[MATERIALS PROVIDED]:
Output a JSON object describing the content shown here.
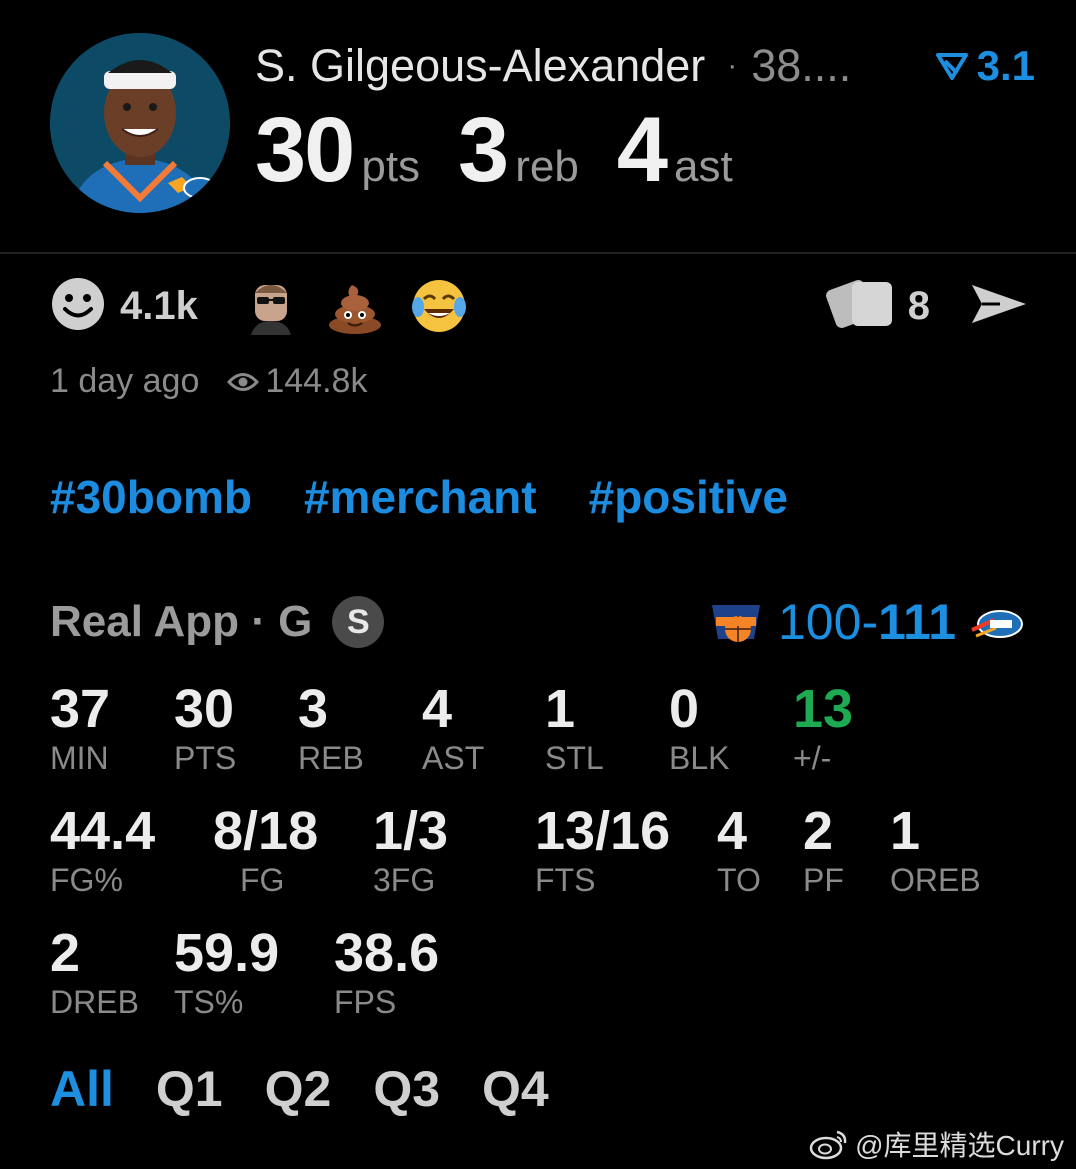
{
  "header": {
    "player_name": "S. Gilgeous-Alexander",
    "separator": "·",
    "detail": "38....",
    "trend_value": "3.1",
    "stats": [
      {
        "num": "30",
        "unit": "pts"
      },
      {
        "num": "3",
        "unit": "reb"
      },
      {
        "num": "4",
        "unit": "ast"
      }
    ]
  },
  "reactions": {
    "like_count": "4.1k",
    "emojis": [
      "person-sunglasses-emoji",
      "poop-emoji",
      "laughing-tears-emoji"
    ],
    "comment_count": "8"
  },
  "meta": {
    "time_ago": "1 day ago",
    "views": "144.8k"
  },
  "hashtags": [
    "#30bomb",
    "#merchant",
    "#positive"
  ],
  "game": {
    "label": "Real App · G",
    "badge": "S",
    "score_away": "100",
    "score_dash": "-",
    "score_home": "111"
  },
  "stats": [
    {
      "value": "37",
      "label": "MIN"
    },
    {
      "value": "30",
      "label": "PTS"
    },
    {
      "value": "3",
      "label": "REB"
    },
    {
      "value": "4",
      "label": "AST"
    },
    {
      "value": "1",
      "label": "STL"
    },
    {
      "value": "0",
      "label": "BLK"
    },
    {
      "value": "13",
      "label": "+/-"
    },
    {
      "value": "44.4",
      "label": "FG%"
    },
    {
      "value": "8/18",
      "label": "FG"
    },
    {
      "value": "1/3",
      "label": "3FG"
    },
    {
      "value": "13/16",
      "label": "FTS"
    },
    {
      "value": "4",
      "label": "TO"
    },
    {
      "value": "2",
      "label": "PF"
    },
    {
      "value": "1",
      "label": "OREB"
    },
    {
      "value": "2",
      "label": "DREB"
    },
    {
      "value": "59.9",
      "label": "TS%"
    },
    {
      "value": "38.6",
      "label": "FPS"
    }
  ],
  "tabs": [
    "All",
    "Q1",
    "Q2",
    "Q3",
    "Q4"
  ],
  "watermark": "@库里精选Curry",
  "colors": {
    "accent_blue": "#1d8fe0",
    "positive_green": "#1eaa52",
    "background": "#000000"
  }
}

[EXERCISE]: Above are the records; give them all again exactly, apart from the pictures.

[WRITTEN ANSWER]:
Output a JSON object describing the content shown here.
{
  "header": {
    "player_name": "S. Gilgeous-Alexander",
    "separator": "·",
    "detail": "38....",
    "trend_value": "3.1",
    "stats": [
      {
        "num": "30",
        "unit": "pts"
      },
      {
        "num": "3",
        "unit": "reb"
      },
      {
        "num": "4",
        "unit": "ast"
      }
    ]
  },
  "reactions": {
    "like_count": "4.1k",
    "emojis": [
      "person-sunglasses-emoji",
      "poop-emoji",
      "laughing-tears-emoji"
    ],
    "comment_count": "8"
  },
  "meta": {
    "time_ago": "1 day ago",
    "views": "144.8k"
  },
  "hashtags": [
    "#30bomb",
    "#merchant",
    "#positive"
  ],
  "game": {
    "label": "Real App · G",
    "badge": "S",
    "score_away": "100",
    "score_dash": "-",
    "score_home": "111"
  },
  "stats": [
    {
      "value": "37",
      "label": "MIN"
    },
    {
      "value": "30",
      "label": "PTS"
    },
    {
      "value": "3",
      "label": "REB"
    },
    {
      "value": "4",
      "label": "AST"
    },
    {
      "value": "1",
      "label": "STL"
    },
    {
      "value": "0",
      "label": "BLK"
    },
    {
      "value": "13",
      "label": "+/-"
    },
    {
      "value": "44.4",
      "label": "FG%"
    },
    {
      "value": "8/18",
      "label": "FG"
    },
    {
      "value": "1/3",
      "label": "3FG"
    },
    {
      "value": "13/16",
      "label": "FTS"
    },
    {
      "value": "4",
      "label": "TO"
    },
    {
      "value": "2",
      "label": "PF"
    },
    {
      "value": "1",
      "label": "OREB"
    },
    {
      "value": "2",
      "label": "DREB"
    },
    {
      "value": "59.9",
      "label": "TS%"
    },
    {
      "value": "38.6",
      "label": "FPS"
    }
  ],
  "tabs": [
    "All",
    "Q1",
    "Q2",
    "Q3",
    "Q4"
  ],
  "watermark": "@库里精选Curry",
  "colors": {
    "accent_blue": "#1d8fe0",
    "positive_green": "#1eaa52",
    "background": "#000000"
  }
}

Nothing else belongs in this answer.